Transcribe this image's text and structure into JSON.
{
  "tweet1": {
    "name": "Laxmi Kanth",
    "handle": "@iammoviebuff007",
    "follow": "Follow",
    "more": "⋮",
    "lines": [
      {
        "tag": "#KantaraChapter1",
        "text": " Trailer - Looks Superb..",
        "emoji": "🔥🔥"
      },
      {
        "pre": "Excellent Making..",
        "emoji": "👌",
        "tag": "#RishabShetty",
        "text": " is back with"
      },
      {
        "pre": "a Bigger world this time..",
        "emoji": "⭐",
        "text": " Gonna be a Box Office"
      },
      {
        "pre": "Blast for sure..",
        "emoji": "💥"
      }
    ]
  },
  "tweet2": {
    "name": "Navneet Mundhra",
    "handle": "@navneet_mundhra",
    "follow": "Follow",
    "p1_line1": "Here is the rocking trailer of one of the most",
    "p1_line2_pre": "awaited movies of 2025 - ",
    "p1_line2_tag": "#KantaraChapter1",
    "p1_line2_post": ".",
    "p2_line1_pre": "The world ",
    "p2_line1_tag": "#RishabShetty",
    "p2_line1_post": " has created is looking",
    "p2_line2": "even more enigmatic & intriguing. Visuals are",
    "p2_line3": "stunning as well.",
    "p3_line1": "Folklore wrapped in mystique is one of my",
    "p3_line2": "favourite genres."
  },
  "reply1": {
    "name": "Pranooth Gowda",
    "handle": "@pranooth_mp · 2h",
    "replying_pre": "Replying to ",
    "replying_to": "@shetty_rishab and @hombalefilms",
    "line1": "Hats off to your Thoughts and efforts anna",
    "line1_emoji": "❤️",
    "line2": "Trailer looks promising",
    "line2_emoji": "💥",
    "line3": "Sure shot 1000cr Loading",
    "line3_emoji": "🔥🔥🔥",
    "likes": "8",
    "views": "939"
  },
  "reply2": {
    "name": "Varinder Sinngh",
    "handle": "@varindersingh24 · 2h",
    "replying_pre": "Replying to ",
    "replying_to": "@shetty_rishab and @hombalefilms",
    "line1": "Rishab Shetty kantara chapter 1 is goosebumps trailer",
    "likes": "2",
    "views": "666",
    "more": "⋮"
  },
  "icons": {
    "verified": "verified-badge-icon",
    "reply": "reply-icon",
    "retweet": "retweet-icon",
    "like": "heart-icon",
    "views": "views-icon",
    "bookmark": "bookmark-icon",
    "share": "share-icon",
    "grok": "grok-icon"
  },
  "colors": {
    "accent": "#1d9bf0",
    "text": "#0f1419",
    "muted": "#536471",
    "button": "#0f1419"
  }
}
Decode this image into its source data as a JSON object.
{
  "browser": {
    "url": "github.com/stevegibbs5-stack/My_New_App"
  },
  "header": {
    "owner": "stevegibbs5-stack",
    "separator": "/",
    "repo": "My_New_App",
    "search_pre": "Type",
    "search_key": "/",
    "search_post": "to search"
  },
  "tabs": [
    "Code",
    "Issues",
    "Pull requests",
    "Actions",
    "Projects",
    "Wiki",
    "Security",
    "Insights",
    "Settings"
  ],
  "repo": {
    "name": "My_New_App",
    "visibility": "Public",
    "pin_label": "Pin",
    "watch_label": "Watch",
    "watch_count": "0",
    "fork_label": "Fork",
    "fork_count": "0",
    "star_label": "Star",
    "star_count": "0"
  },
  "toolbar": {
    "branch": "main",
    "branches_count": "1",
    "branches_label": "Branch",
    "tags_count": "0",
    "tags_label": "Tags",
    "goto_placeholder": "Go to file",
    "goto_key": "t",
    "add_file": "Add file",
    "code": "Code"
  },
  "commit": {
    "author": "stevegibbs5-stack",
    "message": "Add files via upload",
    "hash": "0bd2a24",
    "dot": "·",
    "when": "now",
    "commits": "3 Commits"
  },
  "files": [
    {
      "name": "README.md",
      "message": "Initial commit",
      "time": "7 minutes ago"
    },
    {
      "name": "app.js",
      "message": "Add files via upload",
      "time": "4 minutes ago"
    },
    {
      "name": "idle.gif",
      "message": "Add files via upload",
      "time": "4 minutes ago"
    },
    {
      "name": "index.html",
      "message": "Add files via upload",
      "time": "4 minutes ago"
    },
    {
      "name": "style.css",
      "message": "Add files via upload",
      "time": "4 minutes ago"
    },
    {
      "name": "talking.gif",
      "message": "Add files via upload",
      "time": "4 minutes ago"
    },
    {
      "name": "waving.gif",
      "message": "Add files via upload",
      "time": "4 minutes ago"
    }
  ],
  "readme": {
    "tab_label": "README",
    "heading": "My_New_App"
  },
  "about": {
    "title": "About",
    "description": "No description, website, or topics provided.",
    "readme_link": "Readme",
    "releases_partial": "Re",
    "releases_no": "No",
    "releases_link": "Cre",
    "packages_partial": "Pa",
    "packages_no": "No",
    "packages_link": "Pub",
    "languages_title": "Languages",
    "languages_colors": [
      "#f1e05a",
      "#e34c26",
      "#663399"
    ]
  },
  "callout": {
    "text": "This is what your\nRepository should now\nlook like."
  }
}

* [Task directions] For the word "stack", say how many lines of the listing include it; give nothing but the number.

* [Result below] 3